[Your goal] Without any images, write the data out exactly as it appears.
┄┄┄┄┄┄
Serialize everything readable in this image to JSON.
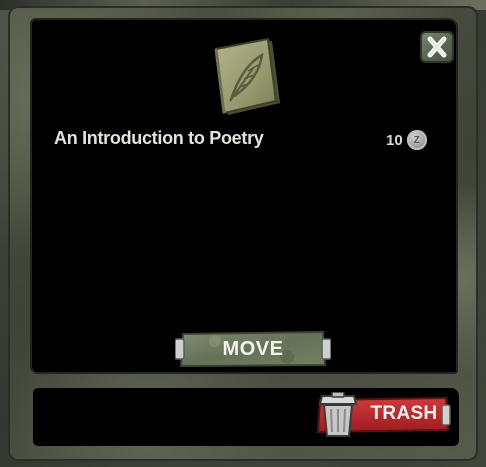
{
  "dialog": {
    "item": {
      "title": "An Introduction to Poetry",
      "price": "10",
      "coin_symbol": "Z",
      "icon": "book-feather-icon"
    },
    "close": {
      "icon": "close-x-icon"
    },
    "actions": {
      "move_label": "MOVE",
      "trash_label": "TRASH",
      "trash_icon": "trash-can-icon"
    }
  },
  "colors": {
    "panel_bg": "#000000",
    "frame": "#4f5446",
    "move_button": "#6d7a60",
    "trash_button": "#b8262a",
    "text": "#e3e3dc"
  }
}
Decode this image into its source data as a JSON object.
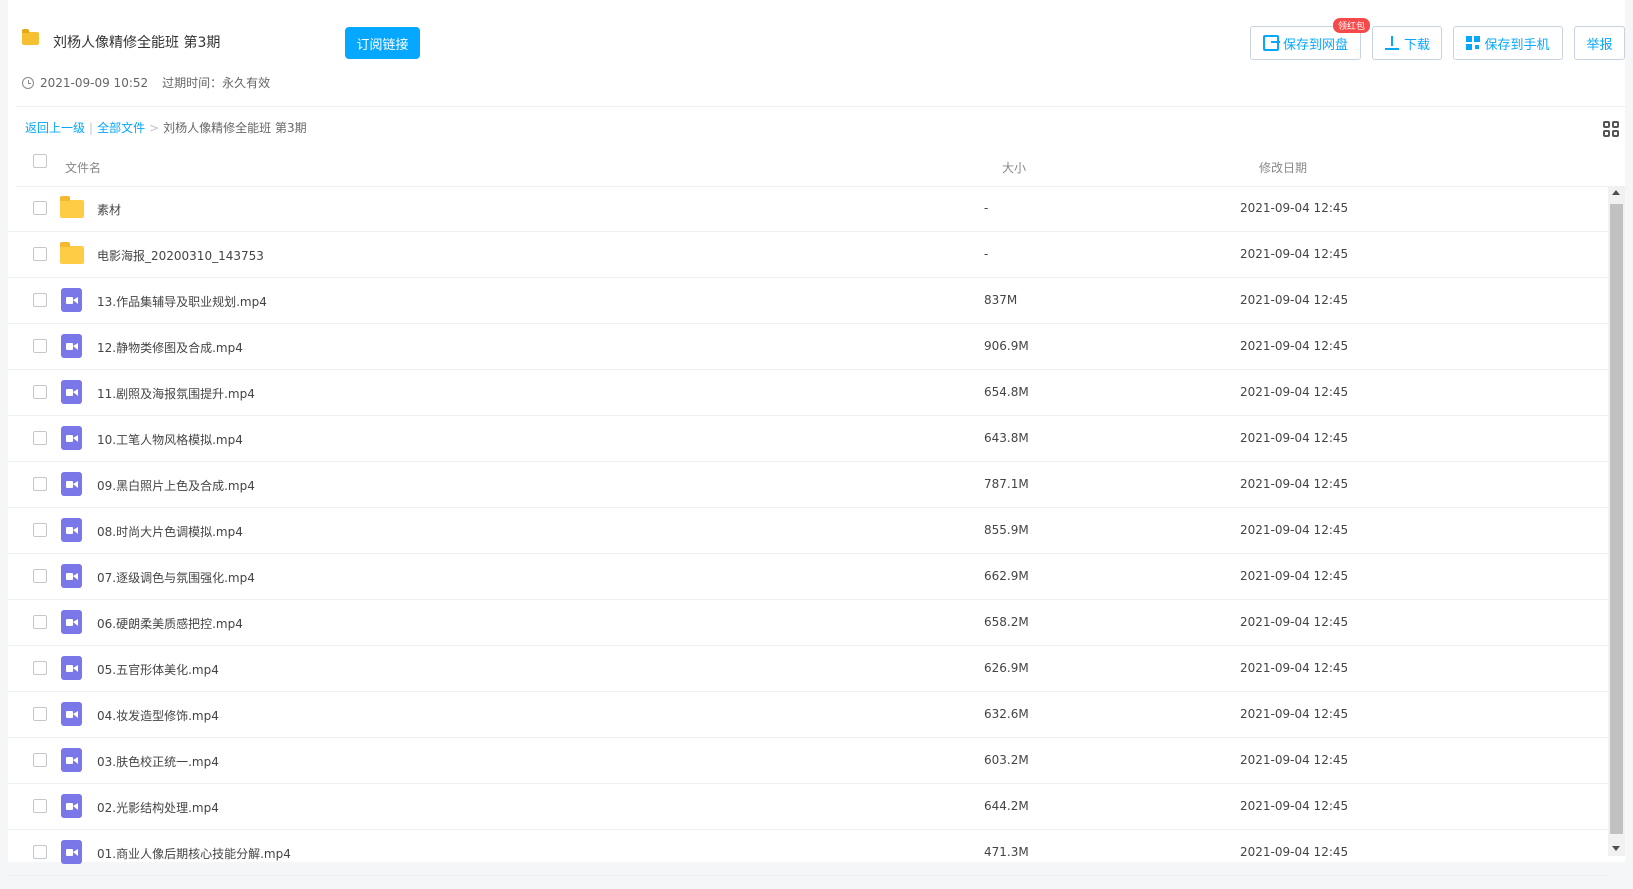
{
  "header": {
    "title": "刘杨人像精修全能班 第3期",
    "subscribe_label": "订阅链接",
    "created": "2021-09-09 10:52",
    "expire": "过期时间：永久有效",
    "badge": "领红包"
  },
  "actions": {
    "save_to_pan": "保存到网盘",
    "download": "下载",
    "save_to_phone": "保存到手机",
    "report": "举报"
  },
  "breadcrumb": {
    "back": "返回上一级",
    "all_files": "全部文件",
    "current": "刘杨人像精修全能班 第3期"
  },
  "columns": {
    "name": "文件名",
    "size": "大小",
    "date": "修改日期"
  },
  "files": [
    {
      "type": "folder",
      "name": "素材",
      "size": "-",
      "date": "2021-09-04 12:45"
    },
    {
      "type": "folder",
      "name": "电影海报_20200310_143753",
      "size": "-",
      "date": "2021-09-04 12:45"
    },
    {
      "type": "video",
      "name": "13.作品集辅导及职业规划.mp4",
      "size": "837M",
      "date": "2021-09-04 12:45"
    },
    {
      "type": "video",
      "name": "12.静物类修图及合成.mp4",
      "size": "906.9M",
      "date": "2021-09-04 12:45"
    },
    {
      "type": "video",
      "name": "11.剧照及海报氛围提升.mp4",
      "size": "654.8M",
      "date": "2021-09-04 12:45"
    },
    {
      "type": "video",
      "name": "10.工笔人物风格模拟.mp4",
      "size": "643.8M",
      "date": "2021-09-04 12:45"
    },
    {
      "type": "video",
      "name": "09.黑白照片上色及合成.mp4",
      "size": "787.1M",
      "date": "2021-09-04 12:45"
    },
    {
      "type": "video",
      "name": "08.时尚大片色调模拟.mp4",
      "size": "855.9M",
      "date": "2021-09-04 12:45"
    },
    {
      "type": "video",
      "name": "07.逐级调色与氛围强化.mp4",
      "size": "662.9M",
      "date": "2021-09-04 12:45"
    },
    {
      "type": "video",
      "name": "06.硬朗柔美质感把控.mp4",
      "size": "658.2M",
      "date": "2021-09-04 12:45"
    },
    {
      "type": "video",
      "name": "05.五官形体美化.mp4",
      "size": "626.9M",
      "date": "2021-09-04 12:45"
    },
    {
      "type": "video",
      "name": "04.妆发造型修饰.mp4",
      "size": "632.6M",
      "date": "2021-09-04 12:45"
    },
    {
      "type": "video",
      "name": "03.肤色校正统一.mp4",
      "size": "603.2M",
      "date": "2021-09-04 12:45"
    },
    {
      "type": "video",
      "name": "02.光影结构处理.mp4",
      "size": "644.2M",
      "date": "2021-09-04 12:45"
    },
    {
      "type": "video",
      "name": "01.商业人像后期核心技能分解.mp4",
      "size": "471.3M",
      "date": "2021-09-04 12:45"
    }
  ],
  "icons": {
    "folder": "folder-icon",
    "video": "video-file-icon",
    "clock": "clock-icon",
    "grid": "grid-view-icon"
  },
  "colors": {
    "accent": "#06a7ff",
    "folder": "#ffcd45",
    "video": "#7a77e8",
    "badge": "#f64a4a"
  }
}
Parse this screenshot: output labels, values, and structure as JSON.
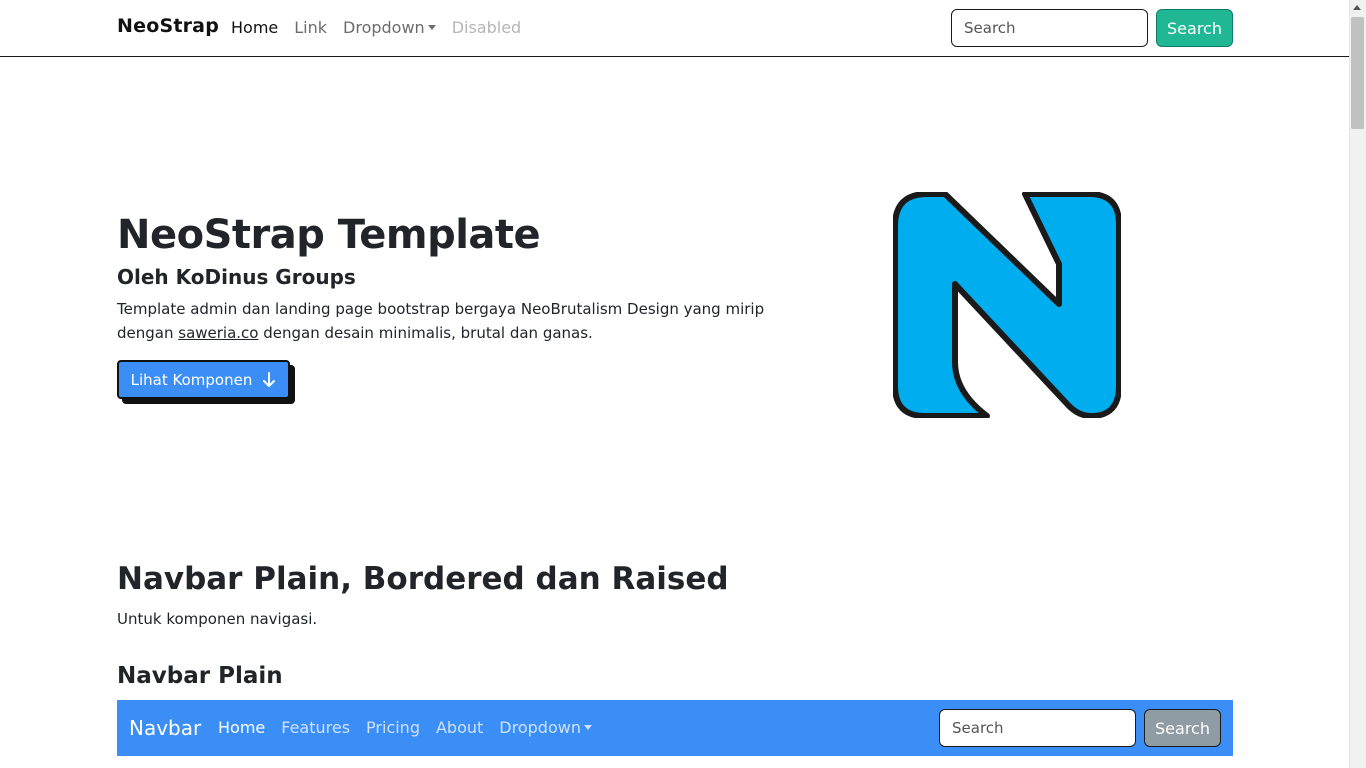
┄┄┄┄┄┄
[Result of the exercise]
Serialize everything readable in this image to JSON.
{
  "dialog": {
    "item": {
      "title": "An Introduction to Poetry",
      "price": "10",
      "coin_symbol": "Z",
      "icon": "book-feather-icon"
    },
    "close": {
      "icon": "close-x-icon"
    },
    "actions": {
      "move_label": "MOVE",
      "trash_label": "TRASH",
      "trash_icon": "trash-can-icon"
    }
  },
  "colors": {
    "panel_bg": "#000000",
    "frame": "#4f5446",
    "move_button": "#6d7a60",
    "trash_button": "#b8262a",
    "text": "#e3e3dc"
  }
}
Decode this image into its source data as a JSON object.
{
  "header": {
    "title": "刘杨人像精修全能班 第3期",
    "subscribe_label": "订阅链接",
    "created": "2021-09-09 10:52",
    "expire": "过期时间：永久有效",
    "badge": "领红包"
  },
  "actions": {
    "save_to_pan": "保存到网盘",
    "download": "下载",
    "save_to_phone": "保存到手机",
    "report": "举报"
  },
  "breadcrumb": {
    "back": "返回上一级",
    "all_files": "全部文件",
    "current": "刘杨人像精修全能班 第3期"
  },
  "columns": {
    "name": "文件名",
    "size": "大小",
    "date": "修改日期"
  },
  "files": [
    {
      "type": "folder",
      "name": "素材",
      "size": "-",
      "date": "2021-09-04 12:45"
    },
    {
      "type": "folder",
      "name": "电影海报_20200310_143753",
      "size": "-",
      "date": "2021-09-04 12:45"
    },
    {
      "type": "video",
      "name": "13.作品集辅导及职业规划.mp4",
      "size": "837M",
      "date": "2021-09-04 12:45"
    },
    {
      "type": "video",
      "name": "12.静物类修图及合成.mp4",
      "size": "906.9M",
      "date": "2021-09-04 12:45"
    },
    {
      "type": "video",
      "name": "11.剧照及海报氛围提升.mp4",
      "size": "654.8M",
      "date": "2021-09-04 12:45"
    },
    {
      "type": "video",
      "name": "10.工笔人物风格模拟.mp4",
      "size": "643.8M",
      "date": "2021-09-04 12:45"
    },
    {
      "type": "video",
      "name": "09.黑白照片上色及合成.mp4",
      "size": "787.1M",
      "date": "2021-09-04 12:45"
    },
    {
      "type": "video",
      "name": "08.时尚大片色调模拟.mp4",
      "size": "855.9M",
      "date": "2021-09-04 12:45"
    },
    {
      "type": "video",
      "name": "07.逐级调色与氛围强化.mp4",
      "size": "662.9M",
      "date": "2021-09-04 12:45"
    },
    {
      "type": "video",
      "name": "06.硬朗柔美质感把控.mp4",
      "size": "658.2M",
      "date": "2021-09-04 12:45"
    },
    {
      "type": "video",
      "name": "05.五官形体美化.mp4",
      "size": "626.9M",
      "date": "2021-09-04 12:45"
    },
    {
      "type": "video",
      "name": "04.妆发造型修饰.mp4",
      "size": "632.6M",
      "date": "2021-09-04 12:45"
    },
    {
      "type": "video",
      "name": "03.肤色校正统一.mp4",
      "size": "603.2M",
      "date": "2021-09-04 12:45"
    },
    {
      "type": "video",
      "name": "02.光影结构处理.mp4",
      "size": "644.2M",
      "date": "2021-09-04 12:45"
    },
    {
      "type": "video",
      "name": "01.商业人像后期核心技能分解.mp4",
      "size": "471.3M",
      "date": "2021-09-04 12:45"
    }
  ],
  "icons": {
    "folder": "folder-icon",
    "video": "video-file-icon",
    "clock": "clock-icon",
    "grid": "grid-view-icon"
  },
  "colors": {
    "accent": "#06a7ff",
    "folder": "#ffcd45",
    "video": "#7a77e8",
    "badge": "#f64a4a"
  }
}
Parse this screenshot: output labels, values, and structure as JSON.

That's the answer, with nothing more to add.